Pakistan’s new counter-terrorism policy seeks to dismantle all terrorist outfits and their networks through wide-ranging reforms in the education system, police, judiciary and foreign policy.
The proposed policy – titled National Counter Terrorism and Extremism Policy 2013 – seeks a re-assessment of governance weaknesses and policy deficiencies that have permitted the exploitation of vulnerable groups by terror outfits.
Prepared by the interior ministry, the policy could be unveiled during a National Assembly session starting today (Tuesday), where Interior Minister Chaudhry Nisar Ali Khan will delineate its salient features. The policy will be sent to the Defence Committee of the Cabinet for appraisal before it’s adopted for implementation by the end of this month.
According to a draft available with The Express Tribune, the five-layered counter-terror policy seeks to dismantle, contain, prevent, educate and re-integrate.
The draft policy focuses on eliminating all terrorist networks through counter-insurgency, intelligence, police and prosecution.
It rules out reconciliation with the leadership of terrorist groups but gives ample room for patch-up with ‘foot soldiers’ – provided they respect the state authority.
Calling for a new counter-insurgency framework, the policy integrates military action with civilian follow-up. For this purpose, it calls for (a) building the police capacity (b) following up on the military action in an extremist bastion with a broad strategy focused on development work and economic revival.
“For a sustainable effort it is critical that the police become the first line of defence by undertaking the role of local intelligence,” says the policy.
In what appears to be an overhaul of policing, the policy seeks to adopt the “police station (thana) as the basic unit. It gives a proactive role to police stations to obtain intelligence at the grass root level. This means that once implemented, the policy will pave the way for training the police in modern techniques of investigation, evidence collection, interrogation, prosecution and rapid response.
The proposed policy also calls for developing an institutionalised mechanism for information-sharing across the provinces and intelligence agencies. It also envisages revision of the entire legal framework for the crime of terrorism to improve prosecution.
This component has three main parts; security against attacks, emergency response and victim management. The first calls for development of a strategy to secure assets, buildings and other potential targets from attacks.
In emergency response, each district will develop a command and coordination structure to ensure that in case of a terrorist attack rescue operations are undertaken efficiently.
To ensure effective victims management, the state will develop an institutionalised mechanism to respond to the long-term needs of victims and their families.
The proposed policy calls for periodic assessment of the terror threat by the National Counter-Terrorism Authority in coordination with intelligence agencies.

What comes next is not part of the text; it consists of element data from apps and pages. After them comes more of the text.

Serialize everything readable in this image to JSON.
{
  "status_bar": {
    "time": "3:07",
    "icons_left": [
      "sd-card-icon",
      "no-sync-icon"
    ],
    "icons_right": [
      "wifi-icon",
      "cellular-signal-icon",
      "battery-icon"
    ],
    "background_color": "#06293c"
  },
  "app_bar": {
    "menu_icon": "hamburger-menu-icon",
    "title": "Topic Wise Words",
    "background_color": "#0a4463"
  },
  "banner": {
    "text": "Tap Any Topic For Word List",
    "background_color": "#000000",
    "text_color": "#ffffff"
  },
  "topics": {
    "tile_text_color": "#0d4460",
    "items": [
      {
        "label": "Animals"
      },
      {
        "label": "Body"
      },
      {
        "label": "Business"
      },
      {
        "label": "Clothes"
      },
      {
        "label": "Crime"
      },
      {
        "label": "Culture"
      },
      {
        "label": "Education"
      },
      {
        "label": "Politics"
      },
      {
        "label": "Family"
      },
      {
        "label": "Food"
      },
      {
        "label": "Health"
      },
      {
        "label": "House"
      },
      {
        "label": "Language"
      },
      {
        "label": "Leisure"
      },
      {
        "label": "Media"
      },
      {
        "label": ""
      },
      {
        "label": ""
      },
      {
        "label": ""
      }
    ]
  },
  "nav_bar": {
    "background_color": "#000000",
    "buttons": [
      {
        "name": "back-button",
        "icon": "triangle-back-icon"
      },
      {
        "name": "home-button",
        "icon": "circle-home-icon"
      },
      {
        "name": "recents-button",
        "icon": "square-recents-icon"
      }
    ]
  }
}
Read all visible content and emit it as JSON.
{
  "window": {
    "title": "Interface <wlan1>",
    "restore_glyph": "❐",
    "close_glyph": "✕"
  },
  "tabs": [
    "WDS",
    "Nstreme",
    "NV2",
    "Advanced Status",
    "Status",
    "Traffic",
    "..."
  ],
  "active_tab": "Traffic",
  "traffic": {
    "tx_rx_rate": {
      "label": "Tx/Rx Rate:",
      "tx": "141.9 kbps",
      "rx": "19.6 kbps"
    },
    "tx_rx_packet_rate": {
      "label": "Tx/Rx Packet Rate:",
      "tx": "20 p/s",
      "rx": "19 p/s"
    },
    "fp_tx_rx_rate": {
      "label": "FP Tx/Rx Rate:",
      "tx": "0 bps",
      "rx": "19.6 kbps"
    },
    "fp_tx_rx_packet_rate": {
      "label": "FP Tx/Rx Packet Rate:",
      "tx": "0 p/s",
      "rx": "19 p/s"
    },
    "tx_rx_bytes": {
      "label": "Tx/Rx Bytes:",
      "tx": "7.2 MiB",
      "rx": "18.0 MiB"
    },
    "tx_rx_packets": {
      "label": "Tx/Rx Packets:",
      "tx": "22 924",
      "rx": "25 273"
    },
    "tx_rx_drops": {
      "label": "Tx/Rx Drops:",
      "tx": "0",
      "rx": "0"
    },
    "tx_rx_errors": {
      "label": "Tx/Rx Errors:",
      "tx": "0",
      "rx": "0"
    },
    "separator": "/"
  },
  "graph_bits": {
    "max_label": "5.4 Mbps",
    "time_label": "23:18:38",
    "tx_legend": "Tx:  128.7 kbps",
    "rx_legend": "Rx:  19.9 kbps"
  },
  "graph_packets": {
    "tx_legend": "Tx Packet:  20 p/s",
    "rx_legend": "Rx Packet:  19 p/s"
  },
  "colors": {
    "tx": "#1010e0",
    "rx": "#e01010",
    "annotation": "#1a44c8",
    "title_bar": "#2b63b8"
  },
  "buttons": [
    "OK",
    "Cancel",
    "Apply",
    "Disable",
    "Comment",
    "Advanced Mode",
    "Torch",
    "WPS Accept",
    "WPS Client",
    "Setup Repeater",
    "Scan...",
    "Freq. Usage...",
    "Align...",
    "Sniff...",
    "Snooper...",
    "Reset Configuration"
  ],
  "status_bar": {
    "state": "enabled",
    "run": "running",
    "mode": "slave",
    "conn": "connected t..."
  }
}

It also focuses on plugging terrorist financing through creation of counter-terrorist financing units at the provincial level and ensuring implementation of the anti-money laundering laws.
The policy proposes review of the current border management capacity, especially on western borders, to restrict movement of terrorists to and from Pakistan. It proposes enhancing the capacity of border forces since deployment of army is not a permanent solution.
The draft policy proposes an urgent study of the country’s education sector to evaluate its role in the development of an extremist mindset and focus on reversing this trend.
Interestingly, the madrassa system has not been singled out for reforms, rather the entire system, including curriculum, textbooks and teachers of all schools, will be reviewed.
The policy says cleavages in society provide a facilitating environment for terrorist to create sympathisers and recruits, which is why district-level extracurricular activities will be promoted under the policy to allow dialogue between children of all strata.
Furthermore, it proposes a counter-propaganda policy that will highlight atrocities committed by terrorists through the media.
The draft policy concedes that even if extremist organisations are dismantled, their activists and sympathisers would still retain the ability to regroup.
“A weaning away process will need to be designed for members with a potential to reform and re-integrate into society,” according to the policy. Former jihadis will be asked to identify reconcilable militants for reintegration.
Keeping in view the difficulties faced in diplomatic relations, the draft policy suggests that the situation warrants a serious revisit for Pakistan’s existing foreign policy so as to facilitate the process of weaning out terrorism from the country.
Published in The Express Tribune, August 13th, 2013.